A Pleasing Walk

David Wilkerson (1931-2011)

The Apostle Paul taught the Colossian church, “For this reason we…do not cease to pray for you, and to ask that you may be filled with the knowledge of His will in all wisdom and spiritual understanding; that you may walk worthy of the Lord, fully pleasing Him, being fruitful in every good work and increasing in the knowledge of God” (Colossians 1:9-10, NKJV).

What is required for a pleasing walk? Paul tells us, “As the elect of God, holy and beloved, put on tender mercies, kindness, humility, meekness, longsuffering; bearing with one another, and forgiving one another, if anyone has a complaint against another; even as Christ forgave you, so you also must do” (Colossians 3:12-13).

In other words, we are to ask ourselves, “Am I becoming more like Christ? Am I growing more patient or more quick-tempered? Kinder and gentler, or meaner and more argumentative? More tender and forgiving, or more bitter, holding onto grudges?
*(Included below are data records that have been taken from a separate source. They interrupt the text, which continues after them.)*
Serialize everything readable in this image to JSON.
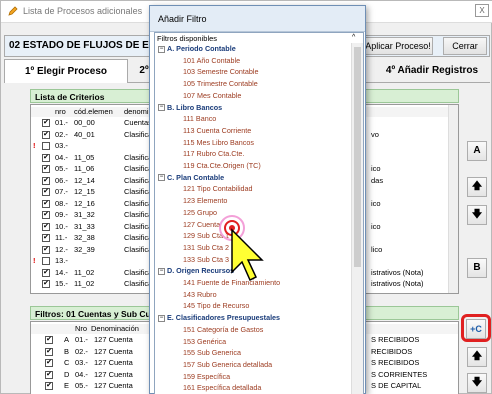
{
  "window": {
    "title": "Lista de Procesos adicionales",
    "close_label": "X"
  },
  "header": {
    "title": "02 ESTADO DE FLUJOS DE EF",
    "apply_label": "Aplicar Proceso!",
    "close_label": "Cerrar"
  },
  "tabs": [
    {
      "label": "1º Elegir Proceso"
    },
    {
      "label": "2º"
    },
    {
      "label": "4º Añadir Registros"
    }
  ],
  "criterios": {
    "title": "Lista de Criterios",
    "columns": [
      "nro",
      "cód.elemen",
      "denomina"
    ],
    "rows": [
      {
        "mark": "",
        "checked": "✔",
        "nro": "01.-",
        "cod": "00_00",
        "den": "Cuentas",
        "extra": ""
      },
      {
        "mark": "",
        "checked": "✔",
        "nro": "02.-",
        "cod": "40_01",
        "den": "Clasifica",
        "extra": "vo"
      },
      {
        "mark": "!",
        "checked": "",
        "nro": "03.-",
        "cod": "",
        "den": "",
        "extra": ""
      },
      {
        "mark": "",
        "checked": "✔",
        "nro": "04.-",
        "cod": "11_05",
        "den": "Clasifica",
        "extra": ""
      },
      {
        "mark": "",
        "checked": "✔",
        "nro": "05.-",
        "cod": "11_06",
        "den": "Clasifica",
        "extra": "ico"
      },
      {
        "mark": "",
        "checked": "✔",
        "nro": "06.-",
        "cod": "12_14",
        "den": "Clasifica",
        "extra": "das"
      },
      {
        "mark": "",
        "checked": "✔",
        "nro": "07.-",
        "cod": "12_15",
        "den": "Clasifica",
        "extra": ""
      },
      {
        "mark": "",
        "checked": "✔",
        "nro": "08.-",
        "cod": "12_16",
        "den": "Clasifica",
        "extra": "ico"
      },
      {
        "mark": "",
        "checked": "✔",
        "nro": "09.-",
        "cod": "31_32",
        "den": "Clasifica",
        "extra": ""
      },
      {
        "mark": "",
        "checked": "✔",
        "nro": "10.-",
        "cod": "31_33",
        "den": "Clasifica",
        "extra": "ico"
      },
      {
        "mark": "",
        "checked": "✔",
        "nro": "11.-",
        "cod": "32_38",
        "den": "Clasifica",
        "extra": ""
      },
      {
        "mark": "",
        "checked": "✔",
        "nro": "12.-",
        "cod": "32_39",
        "den": "Clasifica",
        "extra": "lico"
      },
      {
        "mark": "!",
        "checked": "",
        "nro": "13.-",
        "cod": "",
        "den": "",
        "extra": ""
      },
      {
        "mark": "",
        "checked": "✔",
        "nro": "14.-",
        "cod": "11_02",
        "den": "Clasifica",
        "extra": "istrativos (Nota)"
      },
      {
        "mark": "",
        "checked": "✔",
        "nro": "15.-",
        "cod": "11_02",
        "den": "Clasifica",
        "extra": "istrativos (Nota)"
      }
    ]
  },
  "filtros": {
    "title": "Filtros: 01 Cuentas y Sub Cuen",
    "columns": [
      "Nro",
      "Denominación"
    ],
    "rows": [
      {
        "checked": "✔",
        "letter": "A",
        "nro": "01.-",
        "den": "127 Cuenta",
        "extra": "S RECIBIDOS"
      },
      {
        "checked": "✔",
        "letter": "B",
        "nro": "02.-",
        "den": "127 Cuenta",
        "extra": "RECIBIDOS"
      },
      {
        "checked": "✔",
        "letter": "C",
        "nro": "03.-",
        "den": "127 Cuenta",
        "extra": "S RECIBIDOS"
      },
      {
        "checked": "✔",
        "letter": "D",
        "nro": "04.-",
        "den": "127 Cuenta",
        "extra": "S CORRIENTES"
      },
      {
        "checked": "✔",
        "letter": "E",
        "nro": "05.-",
        "den": "127 Cuenta",
        "extra": "S DE CAPITAL"
      }
    ]
  },
  "side_buttons": {
    "a": "A",
    "up": "🡅",
    "down": "🡇",
    "b": "B",
    "add": "+C",
    "up2": "🡅",
    "down2": "🡇"
  },
  "popup": {
    "title": "Añadir Filtro",
    "tree_header": "Filtros disponibles",
    "nodes": [
      {
        "type": "g",
        "label": "A. Periodo Contable"
      },
      {
        "type": "i",
        "label": "101 Año Contable"
      },
      {
        "type": "i",
        "label": "103 Semestre Contable"
      },
      {
        "type": "i",
        "label": "105 Trimestre Contable"
      },
      {
        "type": "i",
        "label": "107 Mes Contable"
      },
      {
        "type": "g",
        "label": "B. Libro Bancos"
      },
      {
        "type": "i",
        "label": "111 Banco"
      },
      {
        "type": "i",
        "label": "113 Cuenta Corriente"
      },
      {
        "type": "i",
        "label": "115 Mes Libro Bancos"
      },
      {
        "type": "i",
        "label": "117 Rubro Cta.Cte."
      },
      {
        "type": "i",
        "label": "119 Cta.Cte.Origen (TC)"
      },
      {
        "type": "g",
        "label": "C. Plan Contable"
      },
      {
        "type": "i",
        "label": "121 Tipo Contabilidad"
      },
      {
        "type": "i",
        "label": "123 Elemento"
      },
      {
        "type": "i",
        "label": "125 Grupo"
      },
      {
        "type": "i",
        "label": "127 Cuenta"
      },
      {
        "type": "i",
        "label": "129 Sub Cta 1"
      },
      {
        "type": "i",
        "label": "131 Sub Cta 2"
      },
      {
        "type": "i",
        "label": "133 Sub Cta 3"
      },
      {
        "type": "g",
        "label": "D. Origen Recursos"
      },
      {
        "type": "i",
        "label": "141 Fuente de Financiamiento"
      },
      {
        "type": "i",
        "label": "143 Rubro"
      },
      {
        "type": "i",
        "label": "145 Tipo de Recurso"
      },
      {
        "type": "g",
        "label": "E. Clasificadores Presupuestales"
      },
      {
        "type": "i",
        "label": "151 Categoría de Gastos"
      },
      {
        "type": "i",
        "label": "153 Genérica"
      },
      {
        "type": "i",
        "label": "155 Sub Generica"
      },
      {
        "type": "i",
        "label": "157 Sub Generica detallada"
      },
      {
        "type": "i",
        "label": "159 Específica"
      },
      {
        "type": "i",
        "label": "161 Específica detallada"
      }
    ]
  },
  "colors": {
    "group": "#1a3c7a",
    "item": "#9c3b20",
    "highlight_red": "#e02020",
    "cursor": "#ffff33"
  }
}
Do I ‘bear with others’? Do I put up with the weaknesses and faults of those near to me, or do I always have to be right?”

Paul is suggesting that, in light of a coming day of judgment, it doesn’t matter what works you accomplish or what charitable deeds you do. No matter how kind you are to strangers, no matter how many souls you bring to Christ, this question remains: Are you still becoming more loving, patient, forgiving and forbearing?
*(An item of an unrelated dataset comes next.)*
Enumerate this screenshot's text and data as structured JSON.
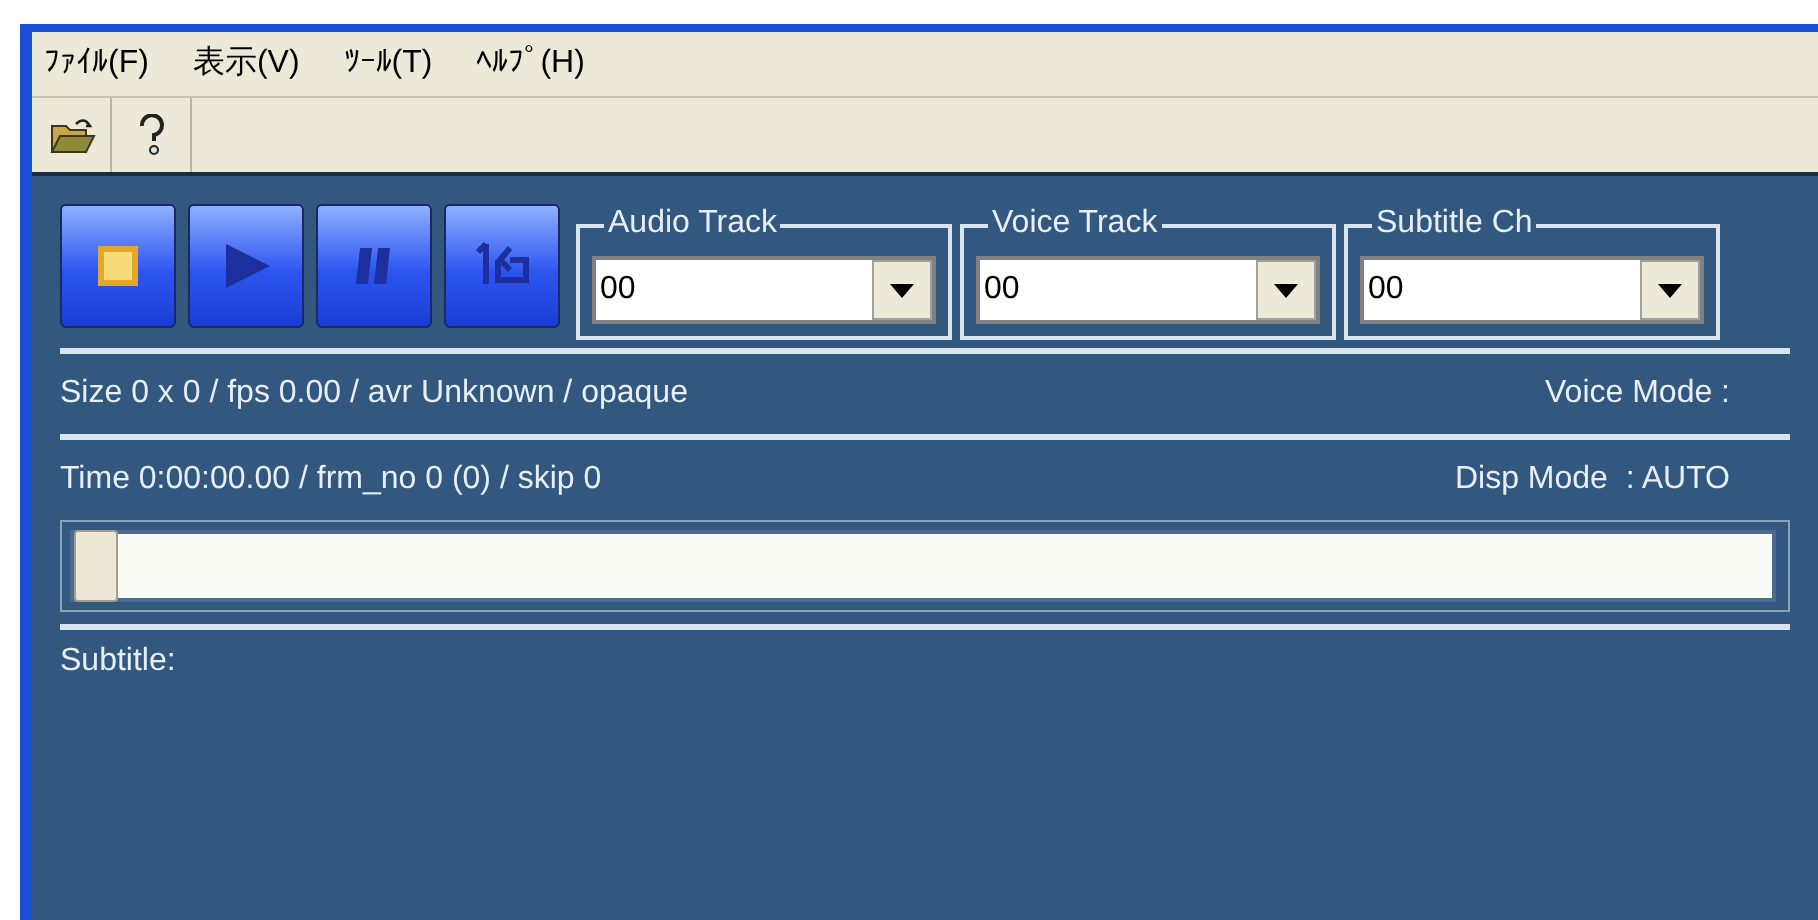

Examining your walk with Christ means looking not so much at what you are doing as at what you are becoming. Such a walk cannot be achieved by human effort alone. It won’t happen by self-determination and saying, “I am going to become that kind of believer.” Instead, it happens by the work of the Holy Spirit, through faith in his Word.

First, we read these words and believe them to be God’s call to us. Then we examine ourselves and ask the Spirit to show us who we truly are, measuring ourselves by his Word. Finally, we ask the Holy Spirit to help us change.